* **Exercise**: Would you print the data below exactly, leaving out every picture?

[Items from a data source]
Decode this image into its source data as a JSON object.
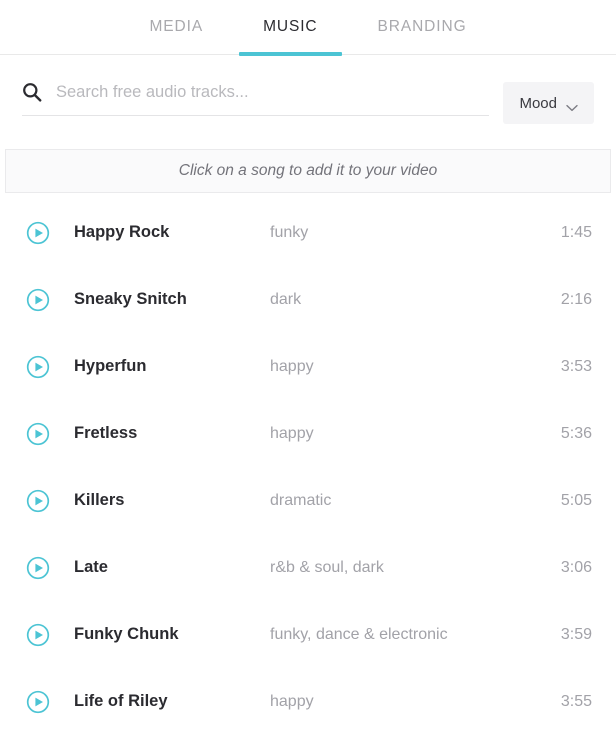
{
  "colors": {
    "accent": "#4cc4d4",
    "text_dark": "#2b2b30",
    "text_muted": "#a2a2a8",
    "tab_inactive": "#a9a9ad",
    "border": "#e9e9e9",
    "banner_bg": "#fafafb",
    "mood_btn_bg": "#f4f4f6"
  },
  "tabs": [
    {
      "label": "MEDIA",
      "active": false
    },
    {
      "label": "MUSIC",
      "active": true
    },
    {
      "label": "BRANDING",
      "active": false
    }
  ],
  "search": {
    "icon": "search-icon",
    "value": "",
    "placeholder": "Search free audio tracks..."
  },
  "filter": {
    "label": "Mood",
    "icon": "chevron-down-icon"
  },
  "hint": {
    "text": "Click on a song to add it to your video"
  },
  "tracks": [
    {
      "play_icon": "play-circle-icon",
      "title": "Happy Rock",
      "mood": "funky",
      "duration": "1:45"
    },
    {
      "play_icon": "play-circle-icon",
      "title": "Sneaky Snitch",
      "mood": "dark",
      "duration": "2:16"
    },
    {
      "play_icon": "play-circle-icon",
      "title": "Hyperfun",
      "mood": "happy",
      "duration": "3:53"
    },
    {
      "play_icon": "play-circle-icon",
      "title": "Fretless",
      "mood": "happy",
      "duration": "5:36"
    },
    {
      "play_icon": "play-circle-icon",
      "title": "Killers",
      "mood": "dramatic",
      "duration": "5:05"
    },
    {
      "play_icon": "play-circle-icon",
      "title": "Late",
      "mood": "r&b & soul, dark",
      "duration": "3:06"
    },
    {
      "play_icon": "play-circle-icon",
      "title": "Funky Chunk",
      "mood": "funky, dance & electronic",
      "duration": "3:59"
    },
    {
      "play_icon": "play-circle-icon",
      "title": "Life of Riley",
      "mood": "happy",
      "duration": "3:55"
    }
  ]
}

* **Solution below**:
Decode this image into its source data as a JSON object.
{
  "colors": {
    "accent": "#4cc4d4",
    "text_dark": "#2b2b30",
    "text_muted": "#a2a2a8",
    "tab_inactive": "#a9a9ad",
    "border": "#e9e9e9",
    "banner_bg": "#fafafb",
    "mood_btn_bg": "#f4f4f6"
  },
  "tabs": [
    {
      "label": "MEDIA",
      "active": false
    },
    {
      "label": "MUSIC",
      "active": true
    },
    {
      "label": "BRANDING",
      "active": false
    }
  ],
  "search": {
    "icon": "search-icon",
    "value": "",
    "placeholder": "Search free audio tracks..."
  },
  "filter": {
    "label": "Mood",
    "icon": "chevron-down-icon"
  },
  "hint": {
    "text": "Click on a song to add it to your video"
  },
  "tracks": [
    {
      "play_icon": "play-circle-icon",
      "title": "Happy Rock",
      "mood": "funky",
      "duration": "1:45"
    },
    {
      "play_icon": "play-circle-icon",
      "title": "Sneaky Snitch",
      "mood": "dark",
      "duration": "2:16"
    },
    {
      "play_icon": "play-circle-icon",
      "title": "Hyperfun",
      "mood": "happy",
      "duration": "3:53"
    },
    {
      "play_icon": "play-circle-icon",
      "title": "Fretless",
      "mood": "happy",
      "duration": "5:36"
    },
    {
      "play_icon": "play-circle-icon",
      "title": "Killers",
      "mood": "dramatic",
      "duration": "5:05"
    },
    {
      "play_icon": "play-circle-icon",
      "title": "Late",
      "mood": "r&b & soul, dark",
      "duration": "3:06"
    },
    {
      "play_icon": "play-circle-icon",
      "title": "Funky Chunk",
      "mood": "funky, dance & electronic",
      "duration": "3:59"
    },
    {
      "play_icon": "play-circle-icon",
      "title": "Life of Riley",
      "mood": "happy",
      "duration": "3:55"
    }
  ]
}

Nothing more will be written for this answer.